She gets to my apartment and we take the ever-trustworthy CTA Line-124 to downtown Chicago. We walk, we talk, and we stop outside the Chicago Opera. At this moment I had a vintage Nikkor 50mm f/1.4 on my camera, with a deep red filter threaded upon the tip.
There was no going back, it was black and white as the prophets foretold. You cannot remove the red cast of a filter, so unless I wanted a portfolio-destroyer, black and white it was. I snapped some photos and we walked towards West Loop.
As we progressed through the day, we stopped at key points to swap lenses and take differing photos. I tried the 14-30mm f/4 S-Line lens, built for the Z-series.
I later swapped to my trusty 50mm f/1.8 S-Line, filter-less, like a middle schooler who just learned how to be edgy. My favorite pieces from the set strain from the latter. But I digress, for I am but a messenger of the sensory technologies within my cold digital camera.
I would say the set overall turned out well.

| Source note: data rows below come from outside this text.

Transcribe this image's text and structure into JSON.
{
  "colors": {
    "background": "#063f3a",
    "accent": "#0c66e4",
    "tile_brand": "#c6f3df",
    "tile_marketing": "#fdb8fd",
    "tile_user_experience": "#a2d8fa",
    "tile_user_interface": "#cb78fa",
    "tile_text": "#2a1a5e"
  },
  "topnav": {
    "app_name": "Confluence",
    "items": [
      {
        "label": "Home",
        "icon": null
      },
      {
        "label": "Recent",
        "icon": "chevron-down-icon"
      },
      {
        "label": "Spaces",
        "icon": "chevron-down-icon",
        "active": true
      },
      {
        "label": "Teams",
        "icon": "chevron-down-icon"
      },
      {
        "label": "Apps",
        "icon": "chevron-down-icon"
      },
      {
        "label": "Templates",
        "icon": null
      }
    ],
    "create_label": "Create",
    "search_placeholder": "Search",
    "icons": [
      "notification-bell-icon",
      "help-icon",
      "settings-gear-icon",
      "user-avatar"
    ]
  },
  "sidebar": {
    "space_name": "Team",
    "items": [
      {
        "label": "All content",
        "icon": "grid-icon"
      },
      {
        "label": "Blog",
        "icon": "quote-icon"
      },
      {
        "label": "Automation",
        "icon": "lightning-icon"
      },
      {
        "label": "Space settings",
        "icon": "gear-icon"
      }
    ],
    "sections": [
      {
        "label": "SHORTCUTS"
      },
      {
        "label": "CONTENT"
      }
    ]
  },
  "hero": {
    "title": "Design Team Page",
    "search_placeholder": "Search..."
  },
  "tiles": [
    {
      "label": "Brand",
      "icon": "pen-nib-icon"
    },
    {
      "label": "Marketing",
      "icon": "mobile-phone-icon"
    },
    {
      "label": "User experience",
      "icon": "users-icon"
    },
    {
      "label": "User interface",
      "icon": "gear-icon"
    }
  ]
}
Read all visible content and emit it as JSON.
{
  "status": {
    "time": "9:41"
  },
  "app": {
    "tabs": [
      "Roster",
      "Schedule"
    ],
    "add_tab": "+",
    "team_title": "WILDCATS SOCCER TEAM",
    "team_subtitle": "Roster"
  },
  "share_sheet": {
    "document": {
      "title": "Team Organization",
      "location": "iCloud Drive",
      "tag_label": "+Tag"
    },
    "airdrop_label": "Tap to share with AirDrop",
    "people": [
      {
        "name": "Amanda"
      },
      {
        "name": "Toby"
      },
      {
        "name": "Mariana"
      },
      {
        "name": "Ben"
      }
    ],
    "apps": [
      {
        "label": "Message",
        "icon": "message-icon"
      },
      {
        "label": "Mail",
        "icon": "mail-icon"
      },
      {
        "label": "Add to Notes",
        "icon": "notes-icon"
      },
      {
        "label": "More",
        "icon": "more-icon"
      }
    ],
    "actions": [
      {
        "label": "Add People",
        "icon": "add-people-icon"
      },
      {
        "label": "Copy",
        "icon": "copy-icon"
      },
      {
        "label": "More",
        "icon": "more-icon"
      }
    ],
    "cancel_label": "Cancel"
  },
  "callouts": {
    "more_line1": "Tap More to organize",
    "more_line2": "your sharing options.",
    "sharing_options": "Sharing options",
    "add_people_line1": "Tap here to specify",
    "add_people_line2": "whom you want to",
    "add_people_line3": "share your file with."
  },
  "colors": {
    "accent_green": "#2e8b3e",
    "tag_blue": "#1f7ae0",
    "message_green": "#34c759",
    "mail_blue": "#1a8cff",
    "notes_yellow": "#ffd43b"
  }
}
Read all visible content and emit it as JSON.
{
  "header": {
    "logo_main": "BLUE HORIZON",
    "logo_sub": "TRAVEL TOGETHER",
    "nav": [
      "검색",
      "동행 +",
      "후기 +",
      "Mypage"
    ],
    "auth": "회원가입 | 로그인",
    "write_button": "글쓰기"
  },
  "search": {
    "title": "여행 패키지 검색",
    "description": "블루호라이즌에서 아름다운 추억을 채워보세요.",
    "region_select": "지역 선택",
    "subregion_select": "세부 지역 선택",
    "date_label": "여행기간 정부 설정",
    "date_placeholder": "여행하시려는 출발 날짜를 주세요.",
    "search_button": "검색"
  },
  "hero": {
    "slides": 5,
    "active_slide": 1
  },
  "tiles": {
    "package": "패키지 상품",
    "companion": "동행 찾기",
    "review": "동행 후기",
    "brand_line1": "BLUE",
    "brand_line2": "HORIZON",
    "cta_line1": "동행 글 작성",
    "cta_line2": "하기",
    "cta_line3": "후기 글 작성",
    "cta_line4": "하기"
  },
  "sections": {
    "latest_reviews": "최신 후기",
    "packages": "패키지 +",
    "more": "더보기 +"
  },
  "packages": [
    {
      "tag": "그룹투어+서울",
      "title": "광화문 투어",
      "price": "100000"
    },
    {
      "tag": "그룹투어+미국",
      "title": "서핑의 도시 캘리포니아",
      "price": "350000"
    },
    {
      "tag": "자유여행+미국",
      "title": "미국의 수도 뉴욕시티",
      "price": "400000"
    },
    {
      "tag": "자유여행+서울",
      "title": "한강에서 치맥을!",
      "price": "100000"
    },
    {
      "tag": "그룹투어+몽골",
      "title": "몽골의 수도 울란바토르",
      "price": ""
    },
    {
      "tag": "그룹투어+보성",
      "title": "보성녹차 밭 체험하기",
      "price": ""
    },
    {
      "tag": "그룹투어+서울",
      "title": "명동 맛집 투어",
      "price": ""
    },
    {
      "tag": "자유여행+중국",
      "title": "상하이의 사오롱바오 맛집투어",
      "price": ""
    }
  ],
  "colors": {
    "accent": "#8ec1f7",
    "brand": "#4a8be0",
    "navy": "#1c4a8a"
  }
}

I was personally going for a Peter-Lindbergh inspired look, however I seem to be clinging onto a clean style rather than expose myself to the raw conditions of his style.
Annabel liked them, which is swell, for if she didn't, I may have lost a friend (again). Her agency posted two as well, so hey, I must have done something right.
Anyways, get out there and shoot, so you too can experience the thrill of shooting photos in a recession.